Tuesday, August 4, 8:00pm

Foxes in Fiction
The sleepy brainchild of Warren Hildebrand, Foxes in Fiction has all the bleary aura of bedroom shoegaze but with more heart and more groove. On recordings, his voice is audible—soft, lovely, and distinguishable—and the rhythms, often marked by an extra-jangly tambourine, are easy to tap one’s toes to. Hildebrand’s guitar seems to unfurl in the wind and his songs are patient and sometimes kissed by a violin melody.

In addition to writing and performing music, Hildebrand manages Orchid Tapes, a record label dedicated to releasing the work of “family and friends since 2010.” It is what you might call a boutique label, specializing in somewhat limited runs of beautiful objects by such beloved acts as Alex G, Elvis Depressedly, and Ricky Eat Acid.
Deftly combining analog photography, found photos, old television sets, Tumblr, slow-motion iPhone video, scent diffusers, and the hum of laptops in the night air, Hildebrand and Orchid Tapes generally maintain a striking visual presence. Foxes in Fiction often performs with live visuals to accompany their songs, and Hildebrand will be showcasing new songs and video work in our Amphitheater.
Wednesday, August 5, 8:00pm

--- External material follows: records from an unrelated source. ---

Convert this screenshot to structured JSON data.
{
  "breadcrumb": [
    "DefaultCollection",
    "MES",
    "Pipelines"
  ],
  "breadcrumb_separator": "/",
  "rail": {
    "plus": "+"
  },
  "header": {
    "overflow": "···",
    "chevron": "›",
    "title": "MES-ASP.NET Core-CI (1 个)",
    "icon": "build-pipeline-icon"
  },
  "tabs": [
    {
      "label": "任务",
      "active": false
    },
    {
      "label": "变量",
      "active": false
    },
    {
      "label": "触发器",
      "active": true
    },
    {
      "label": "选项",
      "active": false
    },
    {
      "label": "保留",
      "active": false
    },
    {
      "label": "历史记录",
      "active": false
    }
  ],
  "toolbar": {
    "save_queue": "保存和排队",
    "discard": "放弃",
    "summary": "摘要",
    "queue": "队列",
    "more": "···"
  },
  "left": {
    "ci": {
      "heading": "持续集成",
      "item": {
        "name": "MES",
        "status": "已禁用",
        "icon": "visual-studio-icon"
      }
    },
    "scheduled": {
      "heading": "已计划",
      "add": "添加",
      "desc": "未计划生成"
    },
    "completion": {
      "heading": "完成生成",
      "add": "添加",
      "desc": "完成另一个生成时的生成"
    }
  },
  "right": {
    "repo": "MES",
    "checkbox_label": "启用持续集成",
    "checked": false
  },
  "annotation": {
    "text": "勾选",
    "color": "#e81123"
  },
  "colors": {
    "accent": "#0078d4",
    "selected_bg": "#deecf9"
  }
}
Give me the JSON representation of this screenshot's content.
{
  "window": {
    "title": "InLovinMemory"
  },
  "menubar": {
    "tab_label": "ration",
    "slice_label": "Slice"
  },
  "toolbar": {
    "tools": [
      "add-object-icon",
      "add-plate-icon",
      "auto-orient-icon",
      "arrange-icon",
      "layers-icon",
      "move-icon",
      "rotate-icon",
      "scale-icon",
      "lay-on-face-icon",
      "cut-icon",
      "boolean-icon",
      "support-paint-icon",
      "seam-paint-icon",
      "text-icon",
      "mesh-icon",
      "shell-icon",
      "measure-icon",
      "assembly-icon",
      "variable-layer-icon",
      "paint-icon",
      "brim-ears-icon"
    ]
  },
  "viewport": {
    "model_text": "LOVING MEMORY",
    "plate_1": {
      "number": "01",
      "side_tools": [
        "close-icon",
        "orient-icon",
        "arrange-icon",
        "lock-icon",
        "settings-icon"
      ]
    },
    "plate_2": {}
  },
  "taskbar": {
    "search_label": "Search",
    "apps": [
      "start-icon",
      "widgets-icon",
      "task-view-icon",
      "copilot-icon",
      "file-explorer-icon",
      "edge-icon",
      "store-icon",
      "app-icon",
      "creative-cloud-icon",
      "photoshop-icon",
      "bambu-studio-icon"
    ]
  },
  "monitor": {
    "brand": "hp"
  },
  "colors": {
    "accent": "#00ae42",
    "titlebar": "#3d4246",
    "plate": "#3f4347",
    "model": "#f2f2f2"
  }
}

Preston Spurlock & Friends
Preston Spurlock’s gooey, squiggly blobs, his Katamari Damacy–esque collages, and his inflated-to-the-point-of-bursting lettering have become the predominant flavor in the visual stew of today’s DIY concert flyers. His frantic hand colorfully announces the bills of shows at various venues nearly every night of the week. Spurlock can also often be found providing live visuals for said concerts, projecting twisted, reversed, discolored, or otherwise violently distorted commercial images of dads at barbecues, used cars, dog food, jellied salads, and other VHS ephemera overtop performers. His visual world is cluttered, slimy, funny, ruthlessly indiscriminate in its appropriation, and totally vital to live music in New York.

Unsurprisingly, Spurlock also creates music. His songs—collected on the album Oh My Lard—take a page or two from the garage psychedelia of R. Stevie Moore, the absurdity of Elephant 6 groups, and the cleverness of DEVO. More recently, Spurlock released a collection of collage mash-ups that sonically approximate his visual style, with cassette-tape loops stumbling and crossfading over each other in chaotic, hypnotic style.
The Film Society has invited the artist to present an evening of his own varied work as well as a number of performances from other musicians of Spurlock’s choosing. Surprises are likely in store, and this event will probably have a really cool-looking flyer.
Monday, August 3, 8:00pm

Photo Exhibit:

Picture This: Photos by GODLIS
Godlis presents an exhibition of “greatest hits” from his photography archive, including images of the early days of punk rock at CBGB and downtown NYC in the ’70s and ’80s.